▸ **What the task asks**: This exercise asks for the entries to be repeated exactly, without their images.

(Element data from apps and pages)

+++

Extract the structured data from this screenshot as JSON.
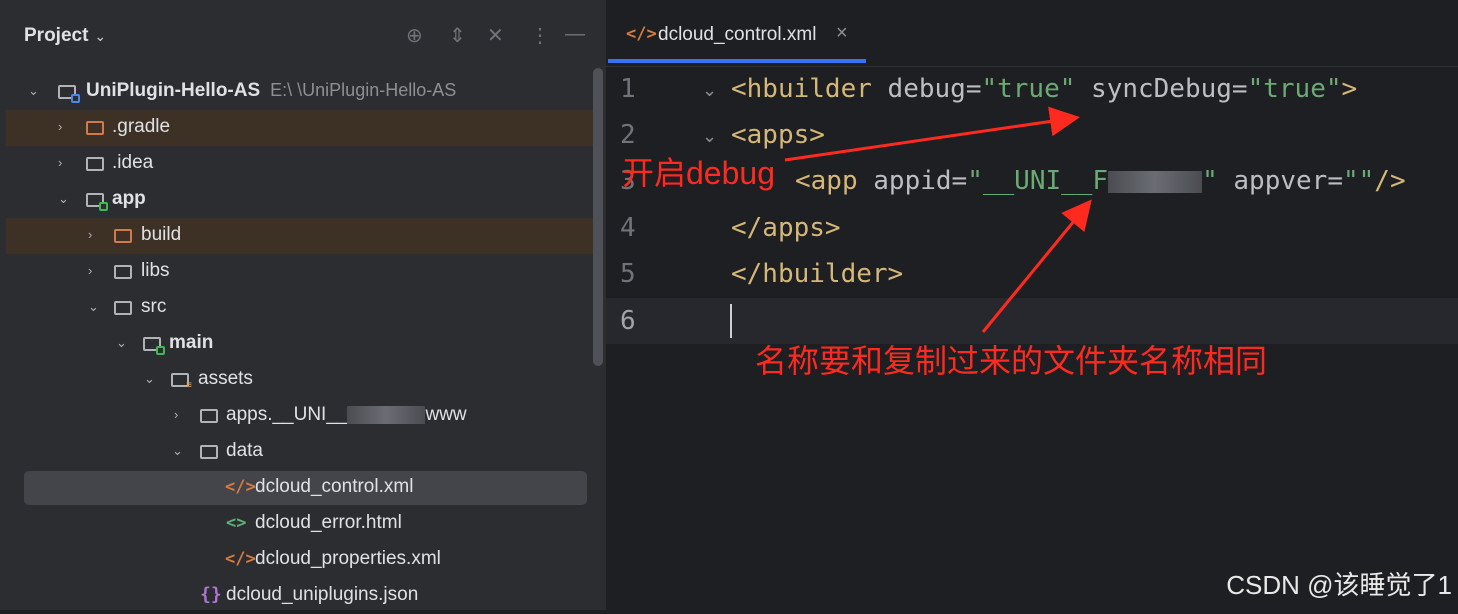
{
  "project_header": {
    "title": "Project",
    "chevron": "⌄"
  },
  "header_icons": [
    "locate-icon",
    "expand-icon",
    "collapse-icon",
    "more-icon",
    "minimize-icon"
  ],
  "tree": [
    {
      "label": "UniPlugin-Hello-AS",
      "path": "E:\\    \\UniPlugin-Hello-AS",
      "bold": true,
      "icon": "module-folder-icon"
    },
    {
      "label": ".gradle",
      "icon": "folder-icon"
    },
    {
      "label": ".idea",
      "icon": "folder-icon"
    },
    {
      "label": "app",
      "bold": true,
      "icon": "module-folder-icon"
    },
    {
      "label": "build",
      "icon": "folder-icon"
    },
    {
      "label": "libs",
      "icon": "folder-icon"
    },
    {
      "label": "src",
      "icon": "folder-icon"
    },
    {
      "label": "main",
      "bold": true,
      "icon": "source-folder-icon"
    },
    {
      "label": "assets",
      "icon": "resources-folder-icon"
    },
    {
      "label_prefix": "apps.__UNI__",
      "label_suffix": "www",
      "icon": "folder-icon"
    },
    {
      "label": "data",
      "icon": "folder-icon"
    },
    {
      "label": "dcloud_control.xml",
      "icon": "xml-file-icon"
    },
    {
      "label": "dcloud_error.html",
      "icon": "html-file-icon"
    },
    {
      "label": "dcloud_properties.xml",
      "icon": "xml-file-icon"
    },
    {
      "label": "dcloud_uniplugins.json",
      "icon": "json-file-icon"
    }
  ],
  "editor": {
    "tab": {
      "label": "dcloud_control.xml",
      "close": "×"
    },
    "line_numbers": [
      "1",
      "2",
      "3",
      "4",
      "5",
      "6"
    ],
    "current_line": "6",
    "code": {
      "l1_open": "<hbuilder ",
      "l1_attr1": "debug=",
      "l1_val1": "\"true\"",
      "l1_attr2": " syncDebug=",
      "l1_val2": "\"true\"",
      "l1_close": ">",
      "l2": "<apps>",
      "l3_open": "<app ",
      "l3_attr1": "appid=",
      "l3_val1_prefix": "\"__UNI__F",
      "l3_val1_suffix": "\"",
      "l3_attr2": " appver=",
      "l3_val2": "\"\"",
      "l3_close": "/>",
      "l4": "</apps>",
      "l5": "</hbuilder>"
    }
  },
  "annotations": {
    "debug": "开启debug",
    "name": "名称要和复制过来的文件夹名称相同"
  },
  "watermark": "CSDN @该睡觉了1",
  "colors": {
    "annotation": "#ff2a1f",
    "tag": "#d5b778",
    "string": "#6aab73",
    "accent": "#3574f0"
  }
}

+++

▸ **Exercise response**:
Extract the structured data from this screenshot as JSON.
{
  "project_header": {
    "title": "Project",
    "chevron": "⌄"
  },
  "header_icons": [
    "locate-icon",
    "expand-icon",
    "collapse-icon",
    "more-icon",
    "minimize-icon"
  ],
  "tree": [
    {
      "label": "UniPlugin-Hello-AS",
      "path": "E:\\    \\UniPlugin-Hello-AS",
      "bold": true,
      "icon": "module-folder-icon"
    },
    {
      "label": ".gradle",
      "icon": "folder-icon"
    },
    {
      "label": ".idea",
      "icon": "folder-icon"
    },
    {
      "label": "app",
      "bold": true,
      "icon": "module-folder-icon"
    },
    {
      "label": "build",
      "icon": "folder-icon"
    },
    {
      "label": "libs",
      "icon": "folder-icon"
    },
    {
      "label": "src",
      "icon": "folder-icon"
    },
    {
      "label": "main",
      "bold": true,
      "icon": "source-folder-icon"
    },
    {
      "label": "assets",
      "icon": "resources-folder-icon"
    },
    {
      "label_prefix": "apps.__UNI__",
      "label_suffix": "www",
      "icon": "folder-icon"
    },
    {
      "label": "data",
      "icon": "folder-icon"
    },
    {
      "label": "dcloud_control.xml",
      "icon": "xml-file-icon"
    },
    {
      "label": "dcloud_error.html",
      "icon": "html-file-icon"
    },
    {
      "label": "dcloud_properties.xml",
      "icon": "xml-file-icon"
    },
    {
      "label": "dcloud_uniplugins.json",
      "icon": "json-file-icon"
    }
  ],
  "editor": {
    "tab": {
      "label": "dcloud_control.xml",
      "close": "×"
    },
    "line_numbers": [
      "1",
      "2",
      "3",
      "4",
      "5",
      "6"
    ],
    "current_line": "6",
    "code": {
      "l1_open": "<hbuilder ",
      "l1_attr1": "debug=",
      "l1_val1": "\"true\"",
      "l1_attr2": " syncDebug=",
      "l1_val2": "\"true\"",
      "l1_close": ">",
      "l2": "<apps>",
      "l3_open": "<app ",
      "l3_attr1": "appid=",
      "l3_val1_prefix": "\"__UNI__F",
      "l3_val1_suffix": "\"",
      "l3_attr2": " appver=",
      "l3_val2": "\"\"",
      "l3_close": "/>",
      "l4": "</apps>",
      "l5": "</hbuilder>"
    }
  },
  "annotations": {
    "debug": "开启debug",
    "name": "名称要和复制过来的文件夹名称相同"
  },
  "watermark": "CSDN @该睡觉了1",
  "colors": {
    "annotation": "#ff2a1f",
    "tag": "#d5b778",
    "string": "#6aab73",
    "accent": "#3574f0"
  }
}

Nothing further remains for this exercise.